ILO Convention 190 (C190) supplemented by Recommendation 206 concerning the elimination of violence and harassment in the world of work, 2019 is a milestone that will shape future labour reforms globally. It is the first legally binding international standard for workers, which deals solely with the issue of violence at work, and recognises gender-based violence.
It is an excellent example of the power and opportunity of tripartism, a mechanism, which enabled the adoption of C190 as a truly inclusive, progressive and practical international standard. The Convention makes it clear that everyone has a right to a world of work free from violence and harassment!
Convention 190, supplemented by Recommendation 206, is the first ever legally binding international standard for workers, which deals solely with the issue of violence at work.
Around 6,300 delegates, representing governments, workers and employers from the agency’s 178 member states, attended the International Labour Conference held in Geneva in the centenary year of the International Labour Organisation (ILO) from 10-21 June 2019. Of the 476 delegates given voting rights, 439 voted for the adoption of the standard, seven voted against, and 30 abstained. These votes brought this historic international standard into existence.
How did we get here?
Convention 190 is an international standard that was long overdue. The issue of addressing violence at work became part of the ILO agenda in 2015, after a continuous global campaign and lobbying by Global Unions and civil society organisations. In the campaign to secure the Convention, ITF affiliates in all regions made a significant contribution, through national lobbying of governments, campaigning to raise awareness and support, and providing evidence about the impact of violence against women transport workers. ITF Women had a strong delegation at the ILC discussions in 2018 and 2019, playing an important role within the workers’ group to achieve the language that is critical for transport workers.
What does it include?
The Convention was won at a time when global movements like #Metoo and #Timesup have been shifting the paradigm of how we respond to the issue of violence, how we engage with institutions on the issue of violence, and how we set accountability reaffirming that personal is political! The new ILO standard addresses the need for accountability and creates a mechanism for an institutional response to violence.
In order to do that, Convention 190 does three important things:
- Firstly, it defines what violence and harassment means – the line between violence and harassment is often blurred. The Convention defines harassment and violence under one definition and sees it as a range of behaviours. It also includes gender-based violence and harassment.
- Then, it deals with who is protected by the Convention – this truly inclusive Convention identifies the right of everyone to a world of work free from violence and harassment. It covers interns, volunteers and job seekers along with employees. Furthermore, it applies to all sectors, whether private or public, both in the formal and informal economy, and in urban or rural areas. Transport is particularly recognised.
- And it looks at what a workplace is – and makes it clear that the world of work goes beyond the workplace, and includes incidents in the course of, linked with or arising out of work – including places where the worker uses sanitary facilities, and when commuting to and from work. This is a significant achievement for all transport workers.

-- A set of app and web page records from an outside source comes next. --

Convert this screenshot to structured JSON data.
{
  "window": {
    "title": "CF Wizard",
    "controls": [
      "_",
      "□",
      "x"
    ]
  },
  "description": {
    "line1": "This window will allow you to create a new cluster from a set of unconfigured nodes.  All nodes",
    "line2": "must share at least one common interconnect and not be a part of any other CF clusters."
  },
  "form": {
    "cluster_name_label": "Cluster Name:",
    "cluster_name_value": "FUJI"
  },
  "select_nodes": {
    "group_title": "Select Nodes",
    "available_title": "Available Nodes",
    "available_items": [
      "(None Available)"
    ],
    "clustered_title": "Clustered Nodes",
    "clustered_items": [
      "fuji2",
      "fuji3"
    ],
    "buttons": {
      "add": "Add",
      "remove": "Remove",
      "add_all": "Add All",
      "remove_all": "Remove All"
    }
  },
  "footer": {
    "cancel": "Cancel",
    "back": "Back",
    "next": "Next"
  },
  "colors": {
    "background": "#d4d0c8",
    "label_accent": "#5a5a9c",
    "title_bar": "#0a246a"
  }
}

The Convention also addresses third party violence to ensure accountability. This is crucial with the changing nature of jobs, the rapidly growing gig economy and a very large number of unorganised workers. It also recognises the effects of domestic violence and the need to mitigate the impact of domestic violence in the world of work.
What do we need now?

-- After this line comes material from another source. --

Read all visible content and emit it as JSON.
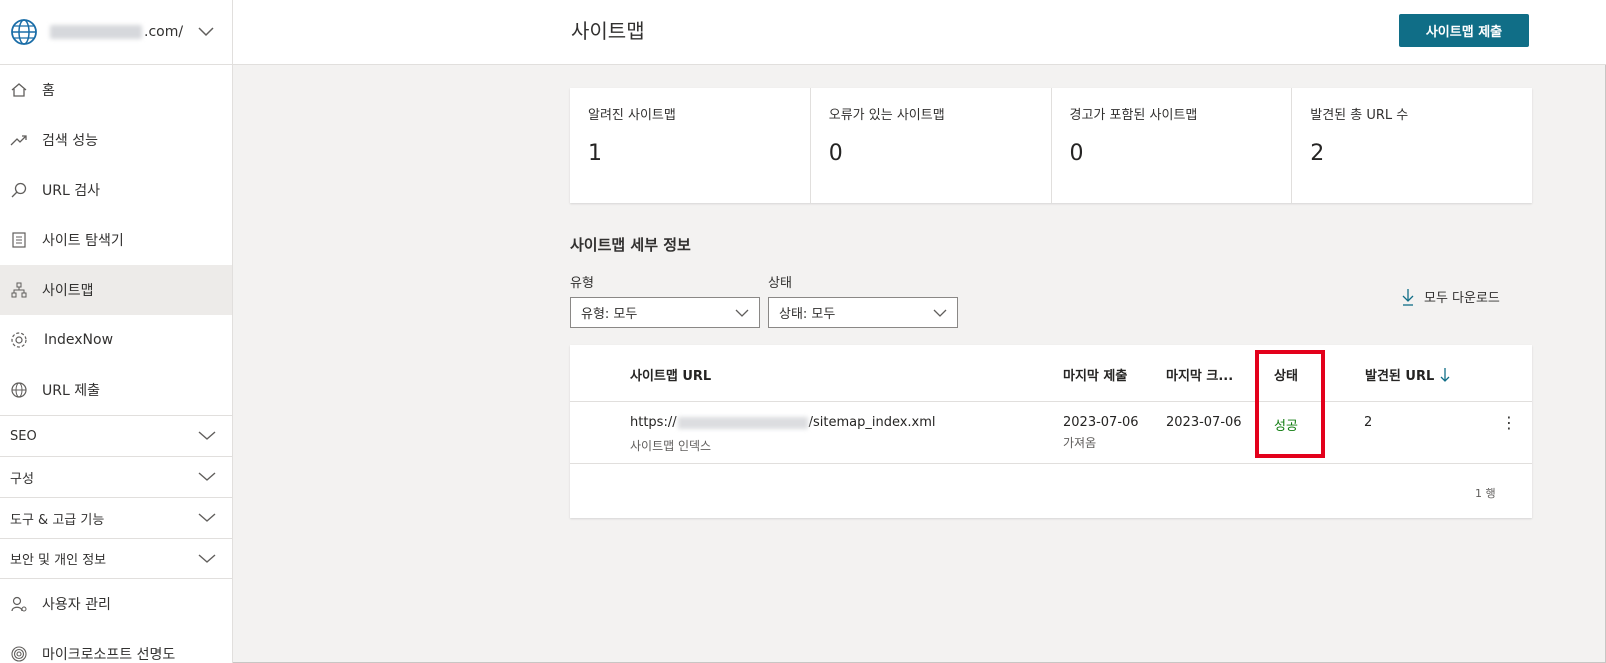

We have come a long way and there is a lot to celebrate, but our work is far from over! The Convention is a historic opportunity to shape a future of work based on dignity and respect, free from violence and harassment. To make this powerful document a living reality, we need governments to ratify and implement the Convention and Recommendation. We need to continue lobbying for broad ratification of the Convention.
How do we do it?
The ratification campaign needs to be rooted in local actions to lobby governments. We need to make continued efforts to spread awareness, to work collectively with alliances, and to integrate the Convention’s language in union policies and in our workplace agreements. We should utilise every opportunity to start a dialogue about Convention 190!